Some may say, referencing my previous post, that I did not want to face reality. That's fair to say, but like I said before I am realistic and I am not trying to avoid responsibility-- I just needed some "me" time. Yes it is an escape, but it was also a way to renew myself, and take that much needed break that I deserved. I never abandoned any responsibilities when I did this, I did however feel refreshed the next day.
Is this selfish? I don't think so, for I believe that we need to take care of ourselves before we can take care of anyone else. I have always been there for everyone and I love it, but sometimes I need a break.
I would love to do this now but of course it is financially impossible and I do realize that it is a waste of money when there are so many other ways to escape. Maybe not for 24 hours, but I have found such comfort in the beauty of nature.
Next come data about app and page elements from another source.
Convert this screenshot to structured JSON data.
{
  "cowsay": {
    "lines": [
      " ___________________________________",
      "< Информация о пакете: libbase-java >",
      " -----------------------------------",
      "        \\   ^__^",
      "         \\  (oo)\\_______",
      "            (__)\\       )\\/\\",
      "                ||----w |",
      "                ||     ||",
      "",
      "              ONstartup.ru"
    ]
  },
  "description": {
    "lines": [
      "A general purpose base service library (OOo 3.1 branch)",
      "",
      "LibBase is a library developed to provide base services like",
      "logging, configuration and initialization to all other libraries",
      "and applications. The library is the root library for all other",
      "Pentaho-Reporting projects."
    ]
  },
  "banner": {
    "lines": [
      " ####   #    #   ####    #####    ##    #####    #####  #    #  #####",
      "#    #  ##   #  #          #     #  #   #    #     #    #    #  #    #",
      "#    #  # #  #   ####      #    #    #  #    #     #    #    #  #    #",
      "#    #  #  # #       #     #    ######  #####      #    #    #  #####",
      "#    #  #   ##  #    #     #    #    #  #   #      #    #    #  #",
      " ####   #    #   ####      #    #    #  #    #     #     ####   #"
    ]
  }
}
My perfect escape would be to sit on a deserted beach, under a palm tree with a good book, but I don't really need to go that far. Every time I look through our big windows out at our backyard and see the beauty of the trees, and enjoy the company of the birds (& squirrels too), I couldn't ask for more. We had our backyard declared an National Wildlife Habitat because we enjoy taking care of our little friends and provide them with food & water & shelter, so believe me, our visitors are plentiful.
I know....Going off course again....
Some of my other escapes are photography & gardening-Very therapeutic for me.
There are so many ways to escape, even if its just for a while. Everyone has different methods & activities that help them. For me, being one with nature is what truly brings me peace.